(Data excerpts)
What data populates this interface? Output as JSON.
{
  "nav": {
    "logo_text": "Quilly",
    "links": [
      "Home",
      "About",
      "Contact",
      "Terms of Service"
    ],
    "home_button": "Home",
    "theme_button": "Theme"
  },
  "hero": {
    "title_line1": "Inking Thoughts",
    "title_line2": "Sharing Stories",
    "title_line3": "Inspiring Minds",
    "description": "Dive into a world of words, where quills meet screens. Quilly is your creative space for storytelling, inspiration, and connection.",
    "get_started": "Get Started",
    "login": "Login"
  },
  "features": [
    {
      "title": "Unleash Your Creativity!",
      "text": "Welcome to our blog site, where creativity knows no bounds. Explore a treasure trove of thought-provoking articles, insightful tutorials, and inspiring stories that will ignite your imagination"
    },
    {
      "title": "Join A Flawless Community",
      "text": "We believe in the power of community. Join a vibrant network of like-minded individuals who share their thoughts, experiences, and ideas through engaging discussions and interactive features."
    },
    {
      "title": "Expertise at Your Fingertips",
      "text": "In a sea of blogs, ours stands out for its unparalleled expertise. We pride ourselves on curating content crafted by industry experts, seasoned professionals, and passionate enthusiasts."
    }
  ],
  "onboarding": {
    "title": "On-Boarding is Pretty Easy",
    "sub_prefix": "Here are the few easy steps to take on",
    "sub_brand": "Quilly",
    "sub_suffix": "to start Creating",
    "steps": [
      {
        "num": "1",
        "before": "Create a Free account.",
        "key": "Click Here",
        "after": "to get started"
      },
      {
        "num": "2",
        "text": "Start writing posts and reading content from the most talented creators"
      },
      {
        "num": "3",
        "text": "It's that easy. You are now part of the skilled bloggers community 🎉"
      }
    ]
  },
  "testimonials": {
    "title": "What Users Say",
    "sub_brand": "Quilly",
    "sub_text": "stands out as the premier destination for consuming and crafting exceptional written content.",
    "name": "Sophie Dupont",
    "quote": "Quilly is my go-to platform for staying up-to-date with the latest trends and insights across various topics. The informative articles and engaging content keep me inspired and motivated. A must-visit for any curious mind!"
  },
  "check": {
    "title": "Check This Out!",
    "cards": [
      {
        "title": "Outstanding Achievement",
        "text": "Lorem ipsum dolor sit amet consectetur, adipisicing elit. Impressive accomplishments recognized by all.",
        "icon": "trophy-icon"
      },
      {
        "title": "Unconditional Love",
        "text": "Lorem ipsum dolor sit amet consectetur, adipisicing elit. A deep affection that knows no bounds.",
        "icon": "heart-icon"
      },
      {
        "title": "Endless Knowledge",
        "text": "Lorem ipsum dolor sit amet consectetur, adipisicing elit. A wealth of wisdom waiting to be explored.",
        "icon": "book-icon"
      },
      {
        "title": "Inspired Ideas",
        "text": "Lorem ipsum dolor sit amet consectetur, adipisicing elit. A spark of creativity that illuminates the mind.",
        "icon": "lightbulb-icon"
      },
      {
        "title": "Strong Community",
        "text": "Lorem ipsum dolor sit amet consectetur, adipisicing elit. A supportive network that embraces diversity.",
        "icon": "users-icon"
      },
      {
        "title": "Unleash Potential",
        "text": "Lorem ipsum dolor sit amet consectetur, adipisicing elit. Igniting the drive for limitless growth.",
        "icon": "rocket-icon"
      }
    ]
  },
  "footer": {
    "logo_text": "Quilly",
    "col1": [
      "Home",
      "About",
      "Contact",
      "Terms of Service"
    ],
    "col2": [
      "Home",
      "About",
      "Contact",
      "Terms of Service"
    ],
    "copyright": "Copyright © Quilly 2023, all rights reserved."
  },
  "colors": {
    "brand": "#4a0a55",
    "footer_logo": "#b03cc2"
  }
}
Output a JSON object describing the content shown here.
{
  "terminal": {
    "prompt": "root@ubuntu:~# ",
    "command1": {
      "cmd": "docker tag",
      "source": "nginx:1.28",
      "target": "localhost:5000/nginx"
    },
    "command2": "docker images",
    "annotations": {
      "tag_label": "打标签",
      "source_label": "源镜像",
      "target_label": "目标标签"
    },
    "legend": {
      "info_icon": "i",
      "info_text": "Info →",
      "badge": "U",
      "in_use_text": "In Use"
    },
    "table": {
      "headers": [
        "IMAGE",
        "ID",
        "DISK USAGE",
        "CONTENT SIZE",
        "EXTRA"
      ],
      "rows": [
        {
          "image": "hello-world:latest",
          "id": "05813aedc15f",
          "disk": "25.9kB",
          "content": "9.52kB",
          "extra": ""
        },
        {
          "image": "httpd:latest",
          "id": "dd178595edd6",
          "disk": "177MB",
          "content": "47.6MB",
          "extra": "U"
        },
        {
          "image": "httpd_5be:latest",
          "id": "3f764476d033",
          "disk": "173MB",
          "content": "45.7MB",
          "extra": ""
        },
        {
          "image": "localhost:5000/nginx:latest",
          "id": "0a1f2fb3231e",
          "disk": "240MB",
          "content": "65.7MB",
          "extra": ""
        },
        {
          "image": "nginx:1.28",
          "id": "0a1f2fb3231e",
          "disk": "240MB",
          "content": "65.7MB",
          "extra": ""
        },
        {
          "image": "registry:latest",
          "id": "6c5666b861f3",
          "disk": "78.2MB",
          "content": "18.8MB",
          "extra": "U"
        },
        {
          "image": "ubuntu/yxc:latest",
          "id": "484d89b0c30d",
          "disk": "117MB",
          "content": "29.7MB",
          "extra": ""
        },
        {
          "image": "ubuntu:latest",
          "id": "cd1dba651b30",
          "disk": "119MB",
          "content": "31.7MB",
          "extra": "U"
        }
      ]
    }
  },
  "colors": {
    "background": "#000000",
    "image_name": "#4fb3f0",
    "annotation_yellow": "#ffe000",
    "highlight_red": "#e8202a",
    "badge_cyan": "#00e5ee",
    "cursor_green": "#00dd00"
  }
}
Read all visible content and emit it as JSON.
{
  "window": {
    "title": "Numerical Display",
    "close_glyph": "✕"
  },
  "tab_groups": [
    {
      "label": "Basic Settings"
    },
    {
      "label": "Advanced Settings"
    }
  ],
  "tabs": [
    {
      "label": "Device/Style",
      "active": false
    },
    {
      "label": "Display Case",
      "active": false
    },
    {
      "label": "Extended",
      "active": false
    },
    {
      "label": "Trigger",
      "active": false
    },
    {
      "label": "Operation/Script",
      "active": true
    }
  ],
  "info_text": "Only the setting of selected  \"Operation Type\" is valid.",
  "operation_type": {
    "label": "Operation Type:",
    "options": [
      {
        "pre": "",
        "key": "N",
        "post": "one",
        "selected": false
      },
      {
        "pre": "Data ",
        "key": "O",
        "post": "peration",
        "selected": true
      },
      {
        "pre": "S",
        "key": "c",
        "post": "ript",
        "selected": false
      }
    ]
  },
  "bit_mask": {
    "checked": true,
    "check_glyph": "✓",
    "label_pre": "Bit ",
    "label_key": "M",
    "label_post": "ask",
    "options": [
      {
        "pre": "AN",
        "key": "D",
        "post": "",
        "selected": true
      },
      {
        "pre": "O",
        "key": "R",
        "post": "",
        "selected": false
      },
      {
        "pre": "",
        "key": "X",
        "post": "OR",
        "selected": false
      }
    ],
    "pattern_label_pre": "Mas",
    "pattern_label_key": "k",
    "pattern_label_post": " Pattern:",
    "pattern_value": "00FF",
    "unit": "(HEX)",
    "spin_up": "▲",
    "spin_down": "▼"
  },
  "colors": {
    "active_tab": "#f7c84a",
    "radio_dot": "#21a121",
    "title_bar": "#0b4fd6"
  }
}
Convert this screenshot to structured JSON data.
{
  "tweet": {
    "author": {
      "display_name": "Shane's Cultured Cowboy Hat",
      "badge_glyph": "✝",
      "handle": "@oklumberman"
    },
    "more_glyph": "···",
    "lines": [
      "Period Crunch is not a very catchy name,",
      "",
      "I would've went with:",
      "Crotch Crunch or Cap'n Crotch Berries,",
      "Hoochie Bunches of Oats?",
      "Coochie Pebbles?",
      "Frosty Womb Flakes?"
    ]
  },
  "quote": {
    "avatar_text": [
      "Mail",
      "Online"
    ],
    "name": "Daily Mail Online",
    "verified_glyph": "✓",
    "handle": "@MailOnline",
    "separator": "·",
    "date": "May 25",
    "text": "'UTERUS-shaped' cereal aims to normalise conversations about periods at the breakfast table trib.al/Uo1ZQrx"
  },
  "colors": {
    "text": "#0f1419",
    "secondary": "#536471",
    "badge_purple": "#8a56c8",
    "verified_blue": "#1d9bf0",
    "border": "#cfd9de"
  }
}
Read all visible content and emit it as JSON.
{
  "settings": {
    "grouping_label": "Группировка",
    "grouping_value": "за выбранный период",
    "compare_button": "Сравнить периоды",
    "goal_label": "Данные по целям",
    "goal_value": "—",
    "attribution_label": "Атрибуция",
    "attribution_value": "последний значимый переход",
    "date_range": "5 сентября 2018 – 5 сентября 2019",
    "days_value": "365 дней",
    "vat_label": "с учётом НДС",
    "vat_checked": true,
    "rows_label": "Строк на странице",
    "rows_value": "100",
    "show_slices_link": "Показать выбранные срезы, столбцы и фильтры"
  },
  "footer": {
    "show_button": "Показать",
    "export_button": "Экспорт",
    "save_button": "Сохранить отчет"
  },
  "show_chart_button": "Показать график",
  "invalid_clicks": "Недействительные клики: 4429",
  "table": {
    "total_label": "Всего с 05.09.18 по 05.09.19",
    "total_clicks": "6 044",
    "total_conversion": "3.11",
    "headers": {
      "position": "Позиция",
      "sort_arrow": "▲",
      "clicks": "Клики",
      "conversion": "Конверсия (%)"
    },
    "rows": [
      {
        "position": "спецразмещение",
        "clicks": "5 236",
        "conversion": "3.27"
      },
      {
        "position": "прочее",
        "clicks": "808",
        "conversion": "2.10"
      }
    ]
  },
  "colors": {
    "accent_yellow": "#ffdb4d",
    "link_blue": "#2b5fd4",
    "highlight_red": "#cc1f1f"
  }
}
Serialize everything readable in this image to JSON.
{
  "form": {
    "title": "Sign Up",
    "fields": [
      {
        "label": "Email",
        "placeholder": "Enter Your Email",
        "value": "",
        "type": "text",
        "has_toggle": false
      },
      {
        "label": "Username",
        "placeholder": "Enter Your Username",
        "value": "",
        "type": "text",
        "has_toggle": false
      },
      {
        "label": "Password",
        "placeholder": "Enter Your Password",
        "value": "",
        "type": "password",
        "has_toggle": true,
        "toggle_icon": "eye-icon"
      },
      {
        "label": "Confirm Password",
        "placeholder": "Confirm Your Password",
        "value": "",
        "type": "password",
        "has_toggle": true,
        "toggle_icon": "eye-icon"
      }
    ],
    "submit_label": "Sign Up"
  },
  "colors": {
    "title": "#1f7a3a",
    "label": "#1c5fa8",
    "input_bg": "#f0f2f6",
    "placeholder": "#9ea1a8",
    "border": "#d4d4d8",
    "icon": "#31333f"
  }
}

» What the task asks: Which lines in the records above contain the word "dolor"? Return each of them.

» Solution below:
        "text": "Lorem ipsum dolor sit amet consectetur, adipisicing elit. Impressive accomplishments recognized by all.",
        "text": "Lorem ipsum dolor sit amet consectetur, adipisicing elit. A deep affection that knows no bounds.",
        "text": "Lorem ipsum dolor sit amet consectetur, adipisicing elit. A wealth of wisdom waiting to be explored.",
        "text": "Lorem ipsum dolor sit amet consectetur, adipisicing elit. A spark of creativity that illuminates the mind.",
        "text": "Lorem ipsum dolor sit amet consectetur, adipisicing elit. A supportive network that embraces diversity.",
        "text": "Lorem ipsum dolor sit amet consectetur, adipisicing elit. Igniting the drive for limitless growth.",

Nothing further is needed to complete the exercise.